Despite the pandemic and continuing geopolitical uncertainty, it was encouraging to see the way the M&A market has rebounded in the second half of 2020 and it is hoped that this rebound will flow through to a stronger 2021, particularly as the vaccine rollout continues.
Hong Kong SAR remains an attractive hub for both inbound and outbound investment, particularly for Chinese companies seeking alternative options due to growing regulatory pressure in the US. PE houses still have significant stockpiles of capital that need to be deployed, which should drive deal flow in 2021.
Latham & Watkins
T: +852 2912 2709
Simon Cooke is deputy managing partner of Latham & Watkins Asia offices, advising clients on a broad range of corporate transactions.
Simon regularly serves Asian and global PE clients on domestic and cross-border buyouts, growth capital, pre-IPO, PIPE, privatisations, and other PE transactions. He also advises a range of clients on general private and public company cross-border M&A and corporate finance transactions.
Simon is consistently listed as a leading advisor on corporate, M&A and PE transactions in Asia by ranking guides.
Latham & Watkins
T: +852 2912 2550
Amy Beckingham is a partner in the Hong Kong SAR office of Latham & Watkins and a member of the corporate department.
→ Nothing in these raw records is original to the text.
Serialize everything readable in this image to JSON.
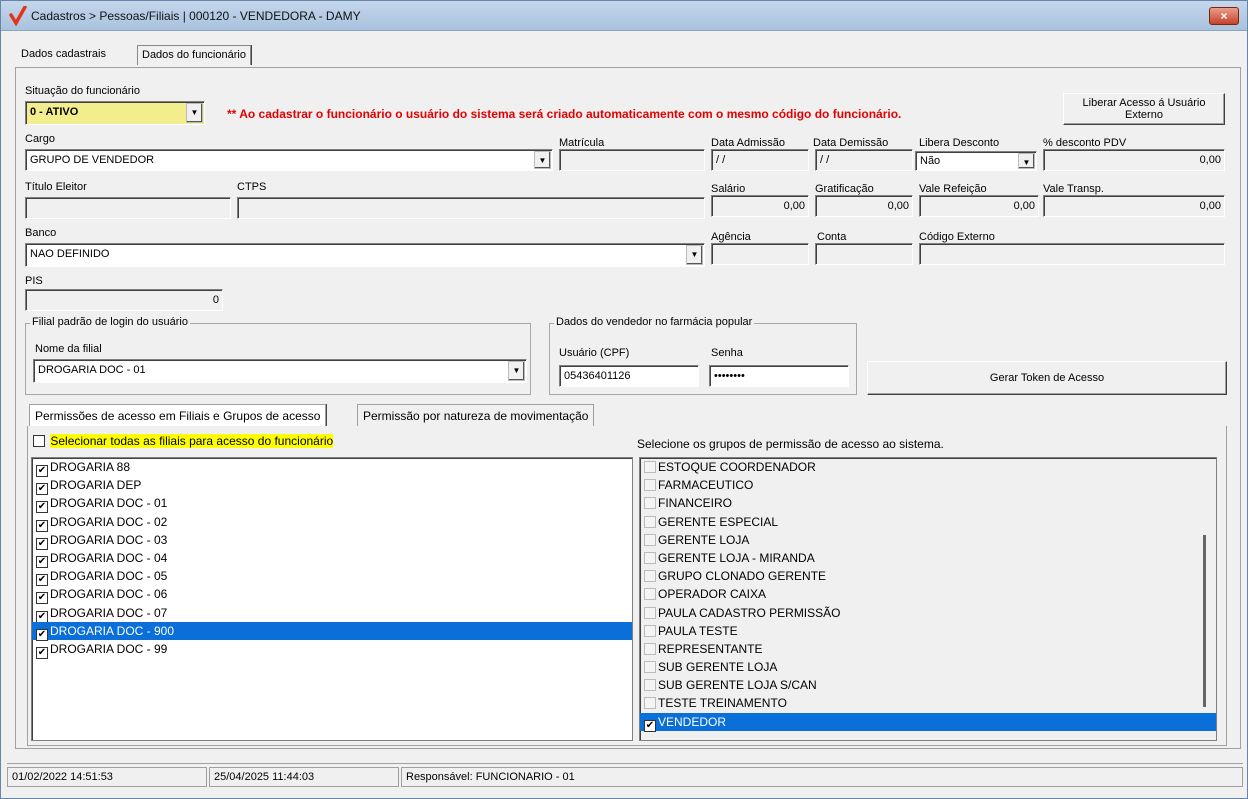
{
  "window": {
    "title": "Cadastros > Pessoas/Filiais | 000120 - VENDEDORA - DAMY",
    "close_label": "×"
  },
  "top_tabs": [
    "Dados cadastrais",
    "Dados do funcionário"
  ],
  "form": {
    "situacao_label": "Situação do funcionário",
    "situacao_value": "0 - ATIVO",
    "note": "** Ao cadastrar o funcionário o usuário do sistema será criado automaticamente com o mesmo código do funcionário.",
    "liberar_button": "Liberar Acesso á Usuário Externo",
    "cargo_label": "Cargo",
    "cargo_value": "GRUPO DE VENDEDOR",
    "matricula_label": "Matrícula",
    "matricula_value": "",
    "data_admissao_label": "Data Admissão",
    "data_admissao_value": " / /",
    "data_demissao_label": "Data Demissão",
    "data_demissao_value": " / /",
    "libera_desconto_label": "Libera Desconto",
    "libera_desconto_value": "Não",
    "desconto_pdv_label": "% desconto PDV",
    "desconto_pdv_value": "0,00",
    "titulo_eleitor_label": "Título Eleitor",
    "titulo_eleitor_value": "",
    "ctps_label": "CTPS",
    "ctps_value": "",
    "salario_label": "Salário",
    "salario_value": "0,00",
    "gratificacao_label": "Gratificação",
    "gratificacao_value": "0,00",
    "vale_refeicao_label": "Vale Refeição",
    "vale_refeicao_value": "0,00",
    "vale_transp_label": "Vale Transp.",
    "vale_transp_value": "0,00",
    "banco_label": "Banco",
    "banco_value": "NAO DEFINIDO",
    "agencia_label": "Agência",
    "agencia_value": "",
    "conta_label": "Conta",
    "conta_value": "",
    "codigo_externo_label": "Código Externo",
    "codigo_externo_value": "",
    "pis_label": "PIS",
    "pis_value": "0",
    "filial_group_title": "Filial padrão de login do usuário",
    "nome_filial_label": "Nome da filial",
    "nome_filial_value": "DROGARIA DOC - 01",
    "vendedor_group_title": "Dados do vendedor no farmácia popular",
    "usuario_cpf_label": "Usuário (CPF)",
    "usuario_cpf_value": "05436401126",
    "senha_label": "Senha",
    "senha_value": "••••••••",
    "gerar_token_button": "Gerar Token de Acesso"
  },
  "lower_tabs": [
    "Permissões de acesso em Filiais e Grupos de acesso",
    "Permissão por natureza de movimentação"
  ],
  "select_all_label": "Selecionar todas as filiais para acesso do funcionário",
  "filiais": [
    {
      "name": "DROGARIA 88",
      "checked": true
    },
    {
      "name": "DROGARIA DEP",
      "checked": true
    },
    {
      "name": "DROGARIA DOC - 01",
      "checked": true
    },
    {
      "name": "DROGARIA DOC - 02",
      "checked": true
    },
    {
      "name": "DROGARIA DOC - 03",
      "checked": true
    },
    {
      "name": "DROGARIA DOC - 04",
      "checked": true
    },
    {
      "name": "DROGARIA DOC - 05",
      "checked": true
    },
    {
      "name": "DROGARIA DOC - 06",
      "checked": true
    },
    {
      "name": "DROGARIA DOC - 07",
      "checked": true
    },
    {
      "name": "DROGARIA DOC - 900",
      "checked": true,
      "selected": true
    },
    {
      "name": "DROGARIA DOC - 99",
      "checked": true
    }
  ],
  "groups_header": "Selecione os grupos de permissão de acesso ao sistema.",
  "groups": [
    {
      "name": "ESTOQUE COORDENADOR",
      "checked": false
    },
    {
      "name": "FARMACEUTICO",
      "checked": false
    },
    {
      "name": "FINANCEIRO",
      "checked": false
    },
    {
      "name": "GERENTE ESPECIAL",
      "checked": false
    },
    {
      "name": "GERENTE LOJA",
      "checked": false
    },
    {
      "name": "GERENTE LOJA - MIRANDA",
      "checked": false
    },
    {
      "name": "GRUPO CLONADO GERENTE",
      "checked": false
    },
    {
      "name": "OPERADOR CAIXA",
      "checked": false
    },
    {
      "name": "PAULA CADASTRO PERMISSÃO",
      "checked": false
    },
    {
      "name": "PAULA TESTE",
      "checked": false
    },
    {
      "name": "REPRESENTANTE",
      "checked": false
    },
    {
      "name": "SUB GERENTE LOJA",
      "checked": false
    },
    {
      "name": "SUB GERENTE LOJA S/CAN",
      "checked": false
    },
    {
      "name": "TESTE TREINAMENTO",
      "checked": false
    },
    {
      "name": "VENDEDOR",
      "checked": true,
      "selected": true
    }
  ],
  "status": {
    "created": "01/02/2022 14:51:53",
    "updated": "25/04/2025 11:44:03",
    "responsavel": "Responsável: FUNCIONARIO - 01"
  },
  "colors": {
    "selection": "#0a6fd8",
    "note_red": "#e60000",
    "status_yellow": "#f3ee8d"
  }
}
Amy specialises in public and private M&A and joint ventures, acting for PE and other financial investor clients on transactions throughout Asia, across a wide range of industry sectors. She has also advised PE clients on their IPO exits in a number of jurisdictions across Asia.
Latham & Watkins
T: +852 2712 2731
Maurice Conway is a counsel in the Hong Kong SAR office of Latham & Watkins and a member of the corporate department.
Maurice's practice focuses on international M&A and PE transactions, as well as general corporate matters across a diverse range of industries, with particular focus on representing PE clients and corporates on investments across Southeast Asia.
Latham & Watkins
T: +852 2912 2512
Frank Sun is a partner in the Hong Kong SAR office of Latham & Watkins and a member of the corporate department.
Frank specialises in PE investment and public and private M&A transactions.
Frank regularly advises PE funds and corporate clients in PE investments, cross-border acquisitions, PIPEs, privatisations and a wide range of other complex M&A transactions.
Latham & Watkins
T: +852 2912 2719
Terris Tang is a partner in the Hong Kong SAR office of Latham & Watkins and a member of the corporate department.
Terris advises clients on various corporate finance transactions, including public and private M&A, capital markets, including IPOs, corporate restructurings, PE and general compliance matters. He has more than 10 years of experience advising Chinese and international corporations, PE firms, and financial institutions across Asia and globally.